Meanwhile it’s books and video games here.

Hung up in Bakersfield

Bakersfield is not what you’d call a tourist city, but ahead of me is flooding and high winds so I’m sitting for a bit until the weather breaks. Maybe on Sunday or Monday I’ll make it to Lodi, then re-assess the situation.

I’m in a nice RV park, but there’s not a lot to do in town, especially in the rain.

Leaving Yuma

I’ve been hanging out in Yuma for a while, watching the weather systems go through. Arizona got everything lately, but all I really saw was some wind and a bit of rain. The outlook looks pretty good, at least enough so I can get to Sonoma county.

Just to mix up the scenery a bit I stayed at Pilot Knob, which I haven’t done for a long time. Good sunrises and sunsets, and not crowded.

I was about 1 mile from the border, and anticipated a lot of vehicle and air activity guarding the border from the hordes of illegal people. Instead I saw one pickup and one helicopter over the course of a week. There is nothing going on at this portion of the CA/Mexico border.

My trip is some one-nighters until I get through the central valleys and can get over to Santa Rosa to pick up 101. I’ve made this trip many times, and have it fine-tuned pretty well. It’s still a dull trip.

Back in Quartzsite

The storm passed through Havasu, so I looked ahead on my route west, through Barstow. High winds (40mph and higher) were forecast for the next few days. Then, snow was forecast for the pass at Tehachapi. If I continued as planned I would be battling weather for the next several days. The only safe spot until early next week was Q, so I’m sitting there again.

I’ll watch the California weather before trying again to head west.

Goodbye Q
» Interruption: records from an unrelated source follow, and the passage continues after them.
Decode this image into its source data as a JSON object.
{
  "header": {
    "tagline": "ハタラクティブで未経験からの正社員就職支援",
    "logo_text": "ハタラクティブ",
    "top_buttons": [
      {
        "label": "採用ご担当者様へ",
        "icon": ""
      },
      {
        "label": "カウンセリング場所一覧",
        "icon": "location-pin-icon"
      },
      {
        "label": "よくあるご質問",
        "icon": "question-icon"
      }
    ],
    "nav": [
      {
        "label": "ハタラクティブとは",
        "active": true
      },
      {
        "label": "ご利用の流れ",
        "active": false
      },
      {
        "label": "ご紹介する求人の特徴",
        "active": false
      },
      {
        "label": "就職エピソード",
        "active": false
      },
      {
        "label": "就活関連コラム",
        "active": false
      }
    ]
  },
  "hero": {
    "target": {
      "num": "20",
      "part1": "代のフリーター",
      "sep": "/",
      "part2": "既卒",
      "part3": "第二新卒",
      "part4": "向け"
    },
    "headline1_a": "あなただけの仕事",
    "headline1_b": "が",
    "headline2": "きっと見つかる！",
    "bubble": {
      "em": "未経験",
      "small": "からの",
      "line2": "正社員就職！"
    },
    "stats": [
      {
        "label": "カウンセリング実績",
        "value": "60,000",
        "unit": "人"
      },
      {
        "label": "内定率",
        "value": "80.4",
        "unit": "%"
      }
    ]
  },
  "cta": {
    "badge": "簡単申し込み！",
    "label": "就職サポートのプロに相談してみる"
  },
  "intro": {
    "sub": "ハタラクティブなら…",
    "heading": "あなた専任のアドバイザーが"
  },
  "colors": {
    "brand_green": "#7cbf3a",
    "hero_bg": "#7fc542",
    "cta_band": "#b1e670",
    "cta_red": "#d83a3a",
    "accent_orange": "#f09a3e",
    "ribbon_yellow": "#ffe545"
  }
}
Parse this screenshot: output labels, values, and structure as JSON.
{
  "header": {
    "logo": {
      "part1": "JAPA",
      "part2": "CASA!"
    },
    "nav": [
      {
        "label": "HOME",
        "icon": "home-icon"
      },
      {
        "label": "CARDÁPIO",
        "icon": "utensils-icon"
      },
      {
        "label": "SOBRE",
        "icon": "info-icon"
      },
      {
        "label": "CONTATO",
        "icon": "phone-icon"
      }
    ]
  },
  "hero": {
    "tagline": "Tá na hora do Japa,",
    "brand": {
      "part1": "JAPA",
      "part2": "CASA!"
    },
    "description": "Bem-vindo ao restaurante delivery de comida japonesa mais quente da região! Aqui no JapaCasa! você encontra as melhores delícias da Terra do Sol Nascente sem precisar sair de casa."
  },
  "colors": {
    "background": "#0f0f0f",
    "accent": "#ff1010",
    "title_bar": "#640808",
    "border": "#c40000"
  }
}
I’m near Lake Havasu City right now, sitting for a few nights while a little bad weather passes through. I haven’t spent much time here over the years, but I was looking for something different.

I’m at Catnip Cove State Park alongside the Colorado, dry-camping in the overflow RV area. The big fireworks show is this weekend and places are full-up.

My plan is to check out Mojave National Monument, then aim for Santa Rosa, CA.